Here is the list of the seven new districts, some general notes related to the redrawing of boundaries, and their district superintendents:

    • The Northern Skies District will extend further into the northern lower peninsula. The Rev. Scott Harmon will be the district superintendent.
    • The Central Bay District will extend west to include more of the center of the lower peninsula. The Rev. John Kasper will be the district superintendent.
    • The Western Waters District (new name) will extend along the shores of Lake Michigan and include both the Traverse City and Grand Rapids areas. The Rev. Jodie Flessner will be the district superintendent.
    • The East Winds District will now include the entire thumb area of the state and some more of the northern Detroit metropolitan suburban areas. The Rev. Dr. Margie Crawford will be the district superintendent.
    • The Greater Southwest District will extend more into the south-central part of the lower peninsula. The Rev. Dwayne Bagley will be the district superintendent.
    • The Heritage District will extend into the Lansing metropolitan area. The Rev. LuAnn Rourke will be the district superintendent.
    • The Greater Detroit District will extend south to the Michigan-Ohio state line. The Rev. Dr. Darryl Totty will be the district superintendent.

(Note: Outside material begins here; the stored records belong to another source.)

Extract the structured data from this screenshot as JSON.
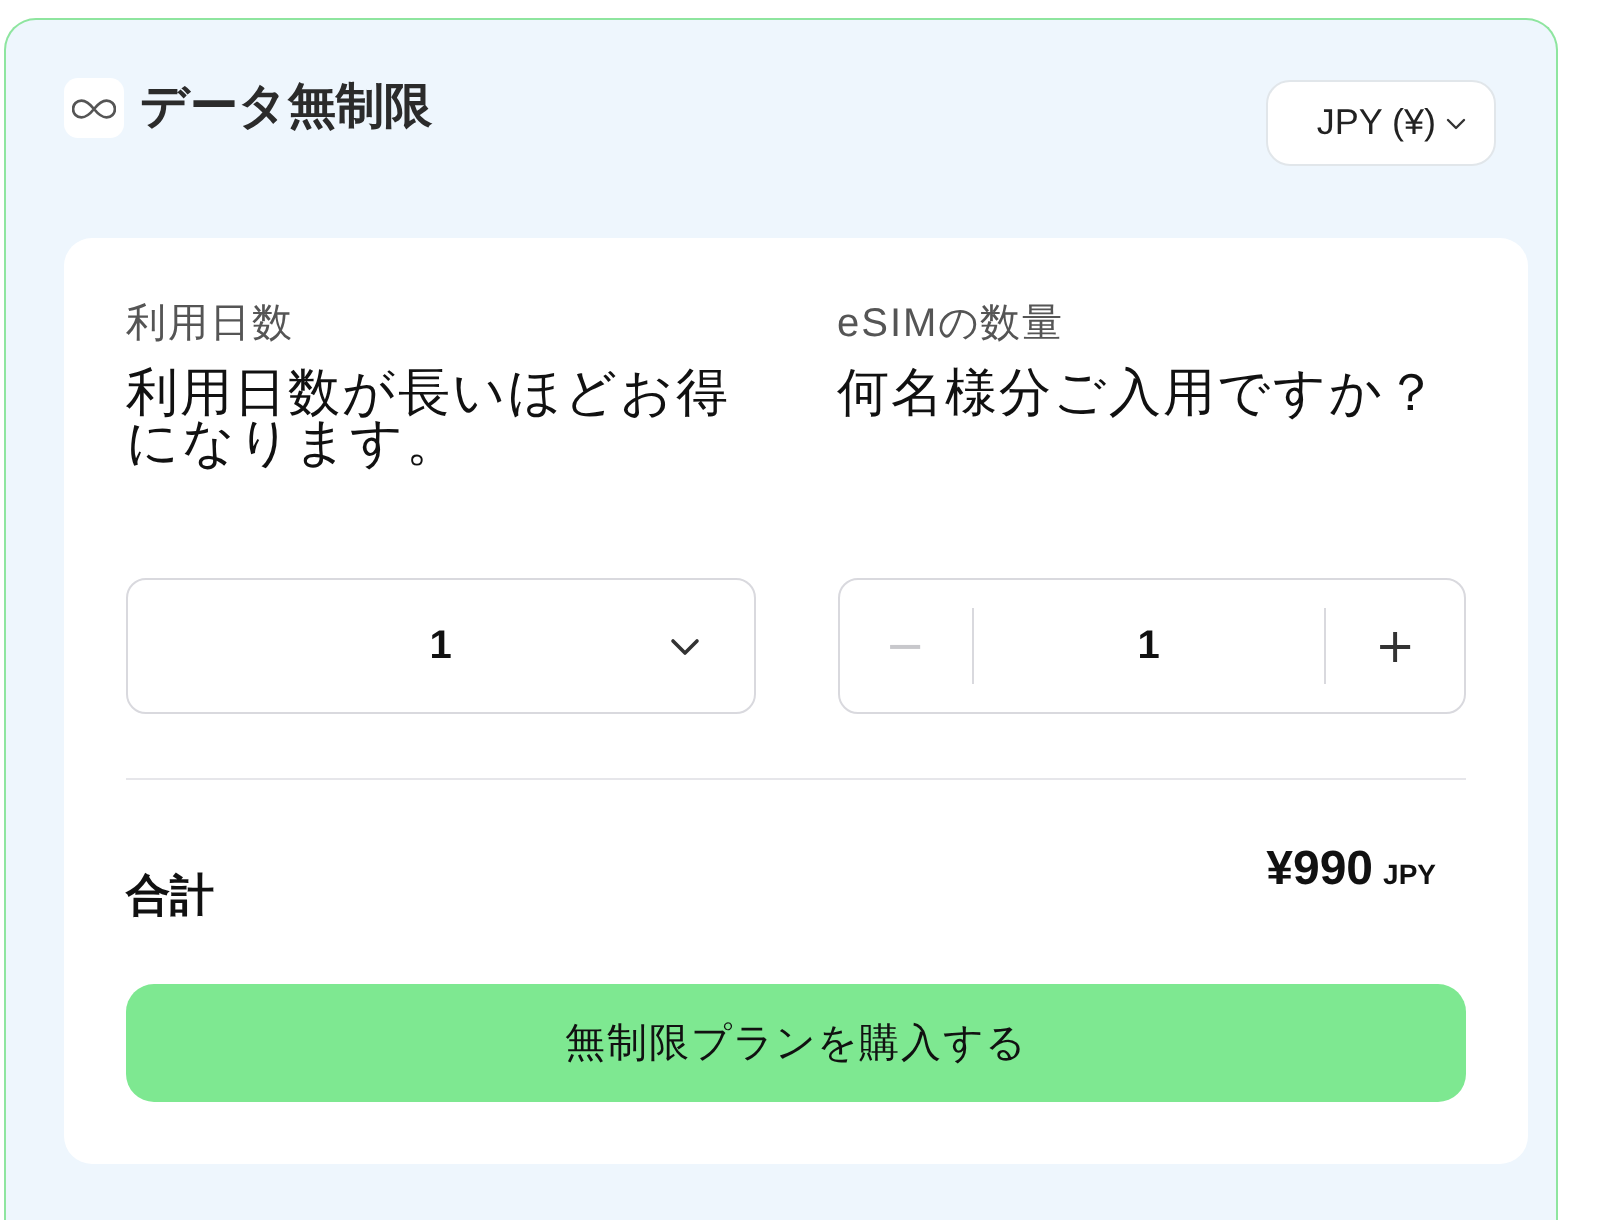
{
  "header": {
    "title": "データ無制限",
    "currency": "JPY (¥)"
  },
  "fields": [
    {
      "kind": "select",
      "label": "利用日数",
      "description": "利用日数が長いほどお得になります。",
      "value": "1"
    },
    {
      "kind": "stepper",
      "label": "eSIMの数量",
      "description": "何名様分ご入用ですか？",
      "value": "1",
      "decrement": {
        "symbol": "−",
        "disabled": true
      },
      "increment": {
        "symbol": "+",
        "disabled": false
      }
    }
  ],
  "total": {
    "label": "合計",
    "amount": "¥990",
    "currency": "JPY"
  },
  "buy_button": "無制限プランを購入する"
}
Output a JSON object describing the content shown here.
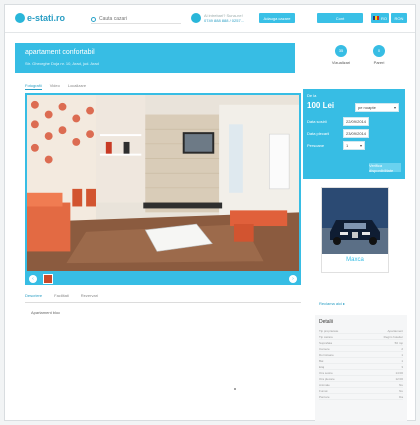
{
  "site": {
    "logo": "e-stati.ro",
    "search_placeholder": "Cauta cazari",
    "phone": {
      "line1": "Ai intrebari? Suna-ne!",
      "number": "0749 888 888 / 0257..."
    },
    "nav": {
      "b1": "Adauga cazare",
      "b2": "Cont",
      "b3": "RO",
      "b4": "RON"
    }
  },
  "listing": {
    "title": "apartament confortabil",
    "subtitle": "Str. Gheorghe Doja nr. 10, Arad, jud. Arad",
    "stats": [
      {
        "value": "35",
        "label": "Vizualizari"
      },
      {
        "value": "0",
        "label": "Pareri"
      }
    ],
    "top_tabs": [
      "Fotografii",
      "Video",
      "Localizare"
    ],
    "bottom_tabs": [
      "Descriere",
      "Facilitati",
      "Rezervari"
    ],
    "description": "Apartament bloc"
  },
  "booking": {
    "label_de_la": "De la",
    "price": "100 Lei",
    "per": "pe noapte",
    "data_sosirii_label": "Data sosirii",
    "data_sosirii": "22/09/2014",
    "data_plecarii_label": "Data plecarii",
    "data_plecarii": "23/09/2014",
    "persoane_label": "Persoane",
    "persoane": "1",
    "check_button": "Verifica disponibilitate"
  },
  "ad": {
    "caption": "Maxca",
    "link": "Reclama aici"
  },
  "details": {
    "title": "Detalii",
    "rows": [
      {
        "k": "Tip proprietate",
        "v": "Apartament"
      },
      {
        "k": "Tip cazare",
        "v": "Regim hotelier"
      },
      {
        "k": "Suprafata",
        "v": "50 mp"
      },
      {
        "k": "Camere",
        "v": "2"
      },
      {
        "k": "Dormitoare",
        "v": "1"
      },
      {
        "k": "Bai",
        "v": "1"
      },
      {
        "k": "Etaj",
        "v": "3"
      },
      {
        "k": "Ora sosire",
        "v": "14:00"
      },
      {
        "k": "Ora plecare",
        "v": "12:00"
      },
      {
        "k": "Animale",
        "v": "Nu"
      },
      {
        "k": "Fumat",
        "v": "Nu"
      },
      {
        "k": "Parcare",
        "v": "Da"
      }
    ]
  },
  "colors": {
    "accent": "#37bde4",
    "link": "#2a9ec4"
  }
}
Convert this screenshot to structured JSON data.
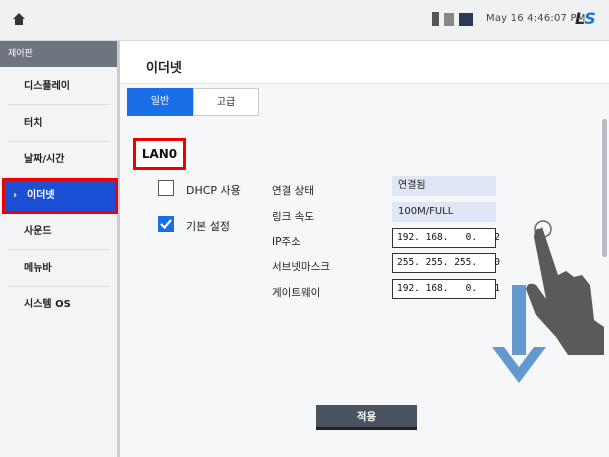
{
  "header": {
    "datetime": "May 16 4:46:07 PM",
    "logo": "LS",
    "icons": [
      "home-icon",
      "usb-icon",
      "sd-card-icon",
      "network-icon"
    ]
  },
  "sidebar": {
    "title": "제어판",
    "items": [
      {
        "label": "디스플레이"
      },
      {
        "label": "터치"
      },
      {
        "label": "날짜/시간"
      },
      {
        "label": "이더넷"
      },
      {
        "label": "사운드"
      },
      {
        "label": "메뉴바"
      },
      {
        "label": "시스템 OS"
      }
    ]
  },
  "main": {
    "title": "이더넷",
    "tabs": [
      {
        "label": "일반"
      },
      {
        "label": "고급"
      }
    ],
    "interface": "LAN0",
    "dhcp": {
      "label": "DHCP 사용",
      "checked": false
    },
    "default": {
      "label": "기본 설정",
      "checked": true
    },
    "fields": {
      "status_label": "연결 상태",
      "status_value": "연결됨",
      "speed_label": "링크 속도",
      "speed_value": "100M/FULL",
      "ip_label": "IP주소",
      "ip_value": "192. 168.   0.   2",
      "mask_label": "서브넷마스크",
      "mask_value": "255. 255. 255.   0",
      "gw_label": "게이트웨이",
      "gw_value": "192. 168.   0.   1"
    },
    "apply_label": "적용"
  },
  "colors": {
    "accent": "#1a6ee8",
    "highlight": "#e00000",
    "sidebar_active": "#1a4fd6"
  }
}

Five of the seven district offices will remain virtual, with Greater Southwest District and Greater Detroit District continuing to have dedicated office space. This decision had already been implemented throughout the Michigan Conference’s districts as a result of the COVID-19 pandemic and the need to cut overhead costs.

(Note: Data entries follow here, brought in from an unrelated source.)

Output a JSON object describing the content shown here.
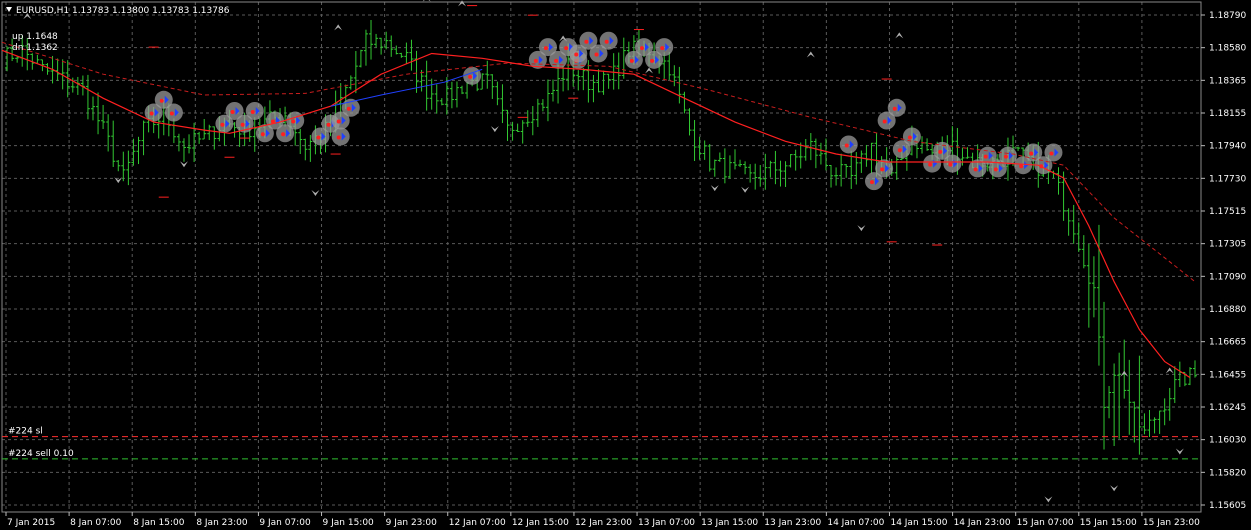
{
  "header": {
    "title": "EURUSD,H1  1.13783 1.13800 1.13783 1.13786"
  },
  "indicator": {
    "up": "up 1.1648",
    "dn": "dn 1.1362"
  },
  "order_lines": [
    {
      "label": "#224 sl",
      "price": 1.1608,
      "color": "#ff3030"
    },
    {
      "label": "#224 sell 0.10",
      "price": 1.1594,
      "color": "#30c030"
    }
  ],
  "colors": {
    "background": "#000000",
    "grid": "#5a5a5a",
    "bar": "#32c832",
    "ma_fast": "#ff2020",
    "ma_slow": "#c81e1e",
    "ma_blue": "#2040ff",
    "axis_text": "#ffffff",
    "dot_ring": "#9a9a9a"
  },
  "chart_data": {
    "type": "ohlc",
    "symbol": "EURUSD",
    "timeframe": "H1",
    "ylim": [
      1.1562,
      1.1879
    ],
    "y_ticks": [
      "1.18790",
      "1.18580",
      "1.18365",
      "1.18155",
      "1.17940",
      "1.17730",
      "1.17515",
      "1.17305",
      "1.17090",
      "1.16880",
      "1.16665",
      "1.16455",
      "1.16245",
      "1.16030",
      "1.15820",
      "1.15605"
    ],
    "x_ticks": [
      "7 Jan 2015",
      "8 Jan 07:00",
      "8 Jan 15:00",
      "8 Jan 23:00",
      "9 Jan 07:00",
      "9 Jan 15:00",
      "9 Jan 23:00",
      "12 Jan 07:00",
      "12 Jan 15:00",
      "12 Jan 23:00",
      "13 Jan 07:00",
      "13 Jan 15:00",
      "13 Jan 23:00",
      "14 Jan 07:00",
      "14 Jan 15:00",
      "14 Jan 23:00",
      "15 Jan 07:00",
      "15 Jan 15:00",
      "15 Jan 23:00"
    ],
    "close_path": [
      [
        0,
        1.1845
      ],
      [
        8,
        1.185
      ],
      [
        16,
        1.1838
      ],
      [
        24,
        1.1832
      ],
      [
        32,
        1.1825
      ],
      [
        40,
        1.18
      ],
      [
        48,
        1.177
      ],
      [
        56,
        1.18
      ],
      [
        64,
        1.181
      ],
      [
        72,
        1.179
      ],
      [
        80,
        1.1795
      ],
      [
        88,
        1.1805
      ],
      [
        96,
        1.18
      ],
      [
        104,
        1.1805
      ],
      [
        112,
        1.181
      ],
      [
        120,
        1.179
      ],
      [
        128,
        1.18
      ],
      [
        136,
        1.1825
      ],
      [
        144,
        1.1855
      ],
      [
        152,
        1.1855
      ],
      [
        160,
        1.1845
      ],
      [
        168,
        1.1825
      ],
      [
        176,
        1.182
      ],
      [
        184,
        1.183
      ],
      [
        192,
        1.183
      ],
      [
        200,
        1.18
      ],
      [
        208,
        1.181
      ],
      [
        216,
        1.182
      ],
      [
        224,
        1.184
      ],
      [
        232,
        1.183
      ],
      [
        240,
        1.183
      ],
      [
        248,
        1.185
      ],
      [
        256,
        1.185
      ],
      [
        264,
        1.184
      ],
      [
        272,
        1.18
      ],
      [
        280,
        1.178
      ],
      [
        288,
        1.1775
      ],
      [
        296,
        1.177
      ],
      [
        304,
        1.1775
      ],
      [
        312,
        1.178
      ],
      [
        320,
        1.179
      ],
      [
        328,
        1.1775
      ],
      [
        336,
        1.177
      ],
      [
        344,
        1.179
      ],
      [
        352,
        1.177
      ],
      [
        360,
        1.1795
      ],
      [
        368,
        1.1785
      ],
      [
        376,
        1.179
      ],
      [
        384,
        1.178
      ],
      [
        392,
        1.178
      ],
      [
        400,
        1.1785
      ],
      [
        408,
        1.178
      ],
      [
        416,
        1.177
      ],
      [
        424,
        1.174
      ],
      [
        432,
        1.17
      ],
      [
        436,
        1.163
      ],
      [
        440,
        1.165
      ],
      [
        444,
        1.164
      ],
      [
        448,
        1.162
      ],
      [
        452,
        1.161
      ],
      [
        456,
        1.162
      ],
      [
        460,
        1.163
      ],
      [
        464,
        1.164
      ],
      [
        468,
        1.1645
      ],
      [
        472,
        1.1646
      ]
    ],
    "ma_fast": [
      [
        0,
        1.185
      ],
      [
        20,
        1.1838
      ],
      [
        40,
        1.182
      ],
      [
        60,
        1.1805
      ],
      [
        80,
        1.18
      ],
      [
        90,
        1.1798
      ],
      [
        110,
        1.1805
      ],
      [
        130,
        1.1815
      ],
      [
        150,
        1.1835
      ],
      [
        170,
        1.1848
      ],
      [
        190,
        1.1845
      ],
      [
        210,
        1.184
      ],
      [
        230,
        1.1838
      ],
      [
        250,
        1.1835
      ],
      [
        270,
        1.182
      ],
      [
        290,
        1.1805
      ],
      [
        310,
        1.1793
      ],
      [
        330,
        1.1785
      ],
      [
        350,
        1.178
      ],
      [
        370,
        1.178
      ],
      [
        390,
        1.178
      ],
      [
        410,
        1.1778
      ],
      [
        420,
        1.177
      ],
      [
        430,
        1.174
      ],
      [
        440,
        1.1705
      ],
      [
        450,
        1.1675
      ],
      [
        460,
        1.1655
      ],
      [
        470,
        1.1645
      ]
    ],
    "ma_slow": [
      [
        0,
        1.1855
      ],
      [
        40,
        1.1835
      ],
      [
        80,
        1.1822
      ],
      [
        120,
        1.1823
      ],
      [
        160,
        1.1835
      ],
      [
        200,
        1.1842
      ],
      [
        240,
        1.184
      ],
      [
        280,
        1.1825
      ],
      [
        320,
        1.1808
      ],
      [
        360,
        1.1793
      ],
      [
        400,
        1.1785
      ],
      [
        420,
        1.1778
      ],
      [
        440,
        1.1745
      ],
      [
        460,
        1.172
      ],
      [
        472,
        1.1705
      ]
    ]
  }
}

The forthcoming retirements of Rev. Hice, superintendent of the East Winds District, and Rev. DeVine, superintendent of the Mid-Michigan District, will allow the remaining superintendents to continue to serve in the new district plan without any additional reductions. Both superintendents will conclude their service at the 2023 Annual Conference.

Bishop Bard expressed his appreciation for their ministries as district superintendents in the Michigan Conference. “Both brought a wealth of experience and a depth of knowledge to the work of the superintendency,” he said. “Both have keen minds, large hearts, and profound souls, and yet each expresses these qualities in unique ways.”

The reduction in the number of districts and superintendents to match is something Bishop Bard and the cabinet are monitoring closely, to ensure the workload is manageable and fitting for the role. Bishop Bard said, “It is important to note that as we move to seven districts, we are thinking anew about the work of superintendency. We do not want to simply expand territory without revising the essential work of the district superintendent.”

Last Updated on February 17, 2023

The Michigan Conference